  • The ratio (σjP / σP) equals the increment to risk (as expressed by σP) associated with an incremental change to the proportion of asset j in the portfolio.
  • Thus, the FVR states that each asset’s expected rate of return in excess of the risk-free rate, μj–r0, per unit of its contribution to overall risk, σjP / σP, is the same for all assets – a necessary condition for a mean-variance optimum.
  • Investor’s preferences (attitudes to risk) do not appear in expression (4.15).
  • The equalities depend only on beliefs (expressed in terms of means, variances and covariances of assets’ rates of return).
  • This implies that there is a role of preferences separate from the role of beliefs.
  • For a mean-variance investor, portfolio selection is an outcome of a two-stage process:

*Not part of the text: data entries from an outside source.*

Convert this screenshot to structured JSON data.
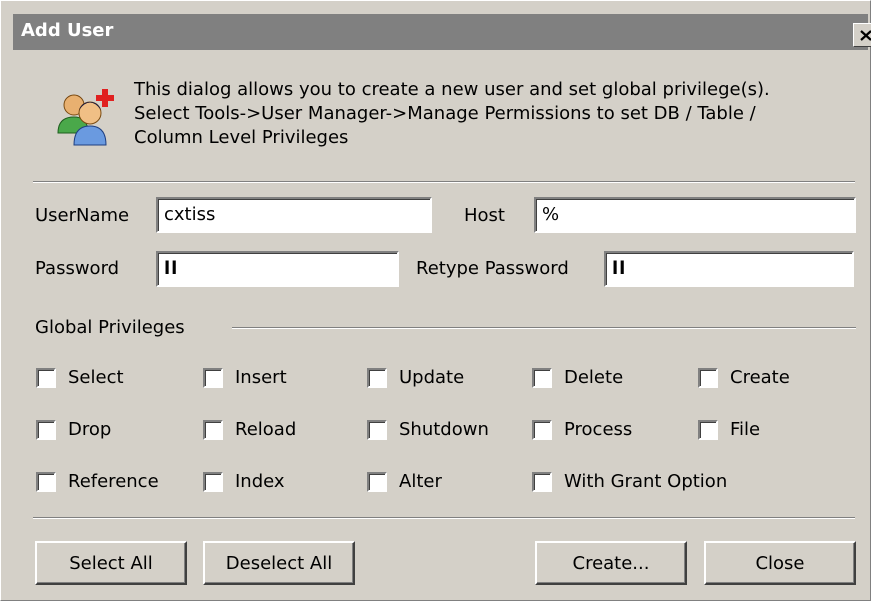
{
  "window": {
    "title": "Add User",
    "close_label": "×"
  },
  "intro": {
    "icon": "users-add-icon",
    "lines": [
      "This dialog allows you to create a new user and set global privilege(s).",
      "Select Tools->User Manager->Manage Permissions to set DB / Table /",
      "Column Level Privileges"
    ]
  },
  "form": {
    "username_label": "UserName",
    "username_value": "cxtiss",
    "host_label": "Host",
    "host_value": "%",
    "password_label": "Password",
    "password_value": "ll",
    "retype_label": "Retype Password",
    "retype_value": "ll"
  },
  "privileges": {
    "heading": "Global Privileges",
    "items": [
      {
        "label": "Select",
        "checked": false
      },
      {
        "label": "Insert",
        "checked": false
      },
      {
        "label": "Update",
        "checked": false
      },
      {
        "label": "Delete",
        "checked": false
      },
      {
        "label": "Create",
        "checked": false
      },
      {
        "label": "Drop",
        "checked": false
      },
      {
        "label": "Reload",
        "checked": false
      },
      {
        "label": "Shutdown",
        "checked": false
      },
      {
        "label": "Process",
        "checked": false
      },
      {
        "label": "File",
        "checked": false
      },
      {
        "label": "Reference",
        "checked": false
      },
      {
        "label": "Index",
        "checked": false
      },
      {
        "label": "Alter",
        "checked": false
      },
      {
        "label": "With Grant Option",
        "checked": false
      }
    ]
  },
  "buttons": {
    "select_all": "Select All",
    "deselect_all": "Deselect All",
    "create": "Create...",
    "close": "Close"
  }
}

  • . Choose a portfolio that satisfies the FVR conditions, (4.15). This portfolio takes a very special form, consisting of only two special assets, which are themselves portfolios of assets.
o   . If a risk-free asset is available, one of the two special assets can be chosen to comprise just the risk-free asset alone.
o   . Investor preferences are not relevant in constructing the special assets; their composition depends only on means, variances and covariances that can be estimated from observed data.

  • According to investor preferences, choose the optimal portfolio that optimizes these preferences (i.e. that reaches the highest feasible indifference curve).

  • The practical importance of this approach is that it is often reasonable to assume that the first stage is the same for all investors who have the same information, while investors can be allowed to possess their own, unique preferences (expressing attitudes to risk) in the second stage.